Free Lil Boosie became one of hip-hop's most popular refrains in the last five years. It was our means of showing love and support to Boosie, who was facing first-degree murder charges. Through this campaign and his years of legal battles, his music and popularity grew to heights unreached before his imprisonment. A cult following continued to develop despite Boosie not being able to provide the people with new music. In fact, his already existing catalog became more appreciated and enjoyed. So, when they finally cleared him of his charges and he served more time for drug charges, the rap community felt accomplished. We awaited the triumphant return of Lil Boosie.
In March 2014, Boosie was freed and was able to see his friends and family after years behind bars. On top of that, amidst a flurry of competition by labels to ink him to a deal, he announced that he was signing to Atlantic Records and that his Touchdown 2 Cause Hell album was set for a summer release. Then...nothing. The idea came and went while September was selected as the next release date. Yup, that didn’t happen either. Instead, a free/retail mixtape titled Life After Deathrow was released on October 30. The music was solid, but it has become an increasingly hard to face reality that Boosie’s comeback so far hasn't been what we hoped for.
So has Lil Boosie’s career survived jail time?
Naturally, coming back after five years is difficult. We’ve seen huge artists like Lil Wayne and T.I. do time, get out, and then witness their music take a dip in quality. However, those two names ultimately pulled through their imprisonment largely unscathed because of their massive popularity and untouchable fan bases. Someone like Gucci Mane has also been almost surpisingly unaffected in most ways. His mainstream push from 2011-12 was over, but Gucci’s output has never missed a step. This is a man who isn’t experimenting or trying to do anything new, aside from using his A&R talents to bring the public new artists. His music is in the same lane it has been in for years.
On the flip side, two names come to mind when thinking about a career derailed by jail time. Gunplay and Young Scooter had next. The former was bodying records next to Kendrick Lamar and his MMG brothers and in 2012 his buzz was big enough that the possibility of a solo debut album was a real conversation. Later that year, he was facing life-threatening charges stemming from an armed robbery caught on camera. Granted, he didn’t serve much time, but the entire case put a stall on his career. He beat the charges, but the case careened his career. He’s now Don Logan with hopes that Def Jam will drop Living Legend this year. Or not. Young Scooter, however, was in jail for eight months in 2013. He dropped Street Lottery in January, was gone by April and didn’t get out until October. From that point on, his new music felt uninspired and repetitive.

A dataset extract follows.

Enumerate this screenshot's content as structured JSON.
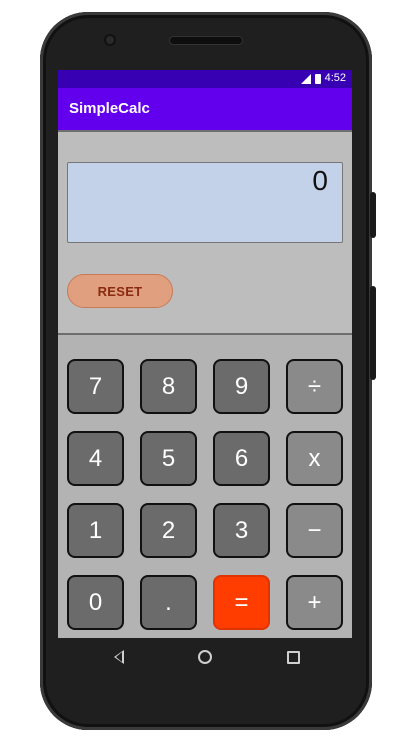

Lil Boosie falls in between these two extremes. He’s not as big as Weezy or TIP, but he’s also more established than a myth like Gunplay. Serving the most time out of everyone listed in this article also means that he missed out on the demise of MySpace, the rise of Twitter, and a whole new era of music in the process. His career isn’t over, but the moves made since his release don’t necessarily reflect someone who was so heavily sought after while in jail. His guest features have been cool. The live shows haven’t happened much, but this could be due to legal restrictions.
Boosie’s old song “What About Me” feels more relevant than ever. Is there a demand for a new Boosie Badazz album? Yes, but it remains to be seen how high that stretches. Atlantic and Boosie need to come up with some new strategy, because none of the singles so far have popped on radio or generated the necessary buzz. Kevin Gates is unleashing a new retail mixtape once or twice a year, which is why we’ve seen growth in his sales. This might be the best bet until the world is on the Boosie wagon once again. Of course, there's a period of adjustment for any artist who's been behind bars for years, but how long can that adjustment period last in the current "what's next?" climate of the music business.
Above all, I wouldn’t say that jail time ruined his career. But it does seem like a lot of people got sucked into screaming "free Lil Boosie!" and then moved onto the next hashtag as soon as he actually got out.
[By Sermon, aka The Randy Savage of VMG, aka @SermonsDomain]